It looks as if Kansas University's men's basketball schedule will have an August release date this year.
"This is the latest it's ever been because TV waited. They took the maximum time deciding which games were going to be on," KU senior associate athletic director Richard Konzem said of various networks.
The Big 12 recently released the televised portion of the conference schedule. After receiving that, Konzem learned Kansas had to make adjustments for three games ones that won't appear on the Big 12 TV package, but will be shown on the Jayhawk Network.
"We must move either the date or time of three conference games so we are not going head-to-head with the Big 12/ESPN television game," Konzem said.
"This means we've either got to change our start time or move to a different day.

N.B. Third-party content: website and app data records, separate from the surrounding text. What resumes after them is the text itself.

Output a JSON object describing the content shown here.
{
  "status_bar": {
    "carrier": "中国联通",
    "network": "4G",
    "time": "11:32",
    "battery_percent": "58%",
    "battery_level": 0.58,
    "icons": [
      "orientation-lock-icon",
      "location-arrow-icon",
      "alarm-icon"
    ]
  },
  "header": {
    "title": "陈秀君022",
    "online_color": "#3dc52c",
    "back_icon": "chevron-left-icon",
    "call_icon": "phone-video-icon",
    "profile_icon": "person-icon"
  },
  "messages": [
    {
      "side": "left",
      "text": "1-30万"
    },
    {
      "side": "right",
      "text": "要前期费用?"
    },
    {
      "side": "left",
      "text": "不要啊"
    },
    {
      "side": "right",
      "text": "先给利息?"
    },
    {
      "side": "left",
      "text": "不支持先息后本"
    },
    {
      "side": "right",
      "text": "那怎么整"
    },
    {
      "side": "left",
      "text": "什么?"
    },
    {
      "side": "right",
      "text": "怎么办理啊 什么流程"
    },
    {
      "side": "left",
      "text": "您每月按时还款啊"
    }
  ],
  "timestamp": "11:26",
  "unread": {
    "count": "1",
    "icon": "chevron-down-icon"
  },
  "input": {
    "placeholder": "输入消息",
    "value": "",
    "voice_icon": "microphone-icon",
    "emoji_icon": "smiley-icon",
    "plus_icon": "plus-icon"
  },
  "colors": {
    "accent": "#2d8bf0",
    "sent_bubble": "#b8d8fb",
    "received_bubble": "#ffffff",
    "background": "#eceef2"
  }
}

In two of our situations there's a real complication on moving to a different day because of the sequencing of our games."
To avoid conflicts with a Wednesday game that starts at 8 p.m., Kansas might be asked to play at 6:30 p.m. KU would prefer sticking with its 7 p.m. weeknight start times. Switching games to Tuesday instead of Wednesday in some instances might not be a good idea, with KU playing some games on the preceding Sundays.
"Kansas has a lot of different start times because of television," Konzem said.
KU will play four ESPN Big Monday games, two at home and two on the road. One of those games will be at Texas Tech.
Konzem still is looking to fill one nonconference home date.
"Believe it or not," Konzem said, "there's a bunch of teams that don't want to play us. Coming off a Final Four, they don't want to schedule you. We might be playing Alvamar Tech, but we will fill the open date."
Janisse turns pro: Former KU guard Jelani Janisse has landed a job playing in a professional basketball league.
More accurately, it's a pro "Slamball" league.
Janisse, a 6-foot-3, 220-pounder who played at KU from 1997-99, is a starter for "Rumble" one of six teams in the Slamball League that debuts at 7 p.m. Saturday on TNN (cable channel 56).
According to the official Web site, Slamball is billed as a "human video game. It combines the fastcourt action of basketball with elements of football, hockey, lacrosse and gymnastics."
Eight trampolines are placed on a basketball court, with players allowed full body contact in bringing the ball up court. Trampolines are located at the top of each arc, with two on the perimeter. One is under each basket for goalies who contest players' dunk attempts.
Dunks are awarded three points "to punish the defense for not guarding the goal," league rules report.
Players wear protective headgear and elbow and knee pads in the Los Angeles-based league, which is a venture of Tollin/Robbins productions in association with Warner Brothers.
Former Philadelphia 76ers president Pat Croce is a partner.
Gooden excels in summer: Memphis rookie Drew Gooden played more power forward than small forward during summer league games.
"He's a forward. He's like a (James) Worthy," Grizzlies' assistant Scott Roth said. "You just put him out there on the floor and you call him what you want to call him. He'll be fine. There's some learning for him to do at the three spot. But he kind of shocked us a little bit with how he moved the ball and found open people. He's a competitive kid."
Nash on Big 12 team: KU's Bryant Nash is in Dallas practicing as a member of the Big 12 Select Team.
The squad, coached by Baylor's Dave Bliss, will play six games in Scandinavia from Aug. 7-15. Other members of the team are: Texas Tech's Will Chavis, Iowa State's Jake Sullivan, Oklahoma's Quannas White, Colorado's Blair Wilson, Nebraska's Jake Muhleisen, Oklahoma State's Ivan McFarlin, Missouri's Travon Bryant, Texas' Jason Klotz, Baylor's Lawrence Roberts, Texas A&M;'s Nick Anderson and Kansas State's Pervis Pasco.
Langford scores nine: KU guard Keith Langford scored nine points in the NIT All-Stars' most recent game, a 92-75 win over Canada's Developmental team on Sunday in Canada. Langford hit four of seven shots, including one of three three-pointers in 17 minutes.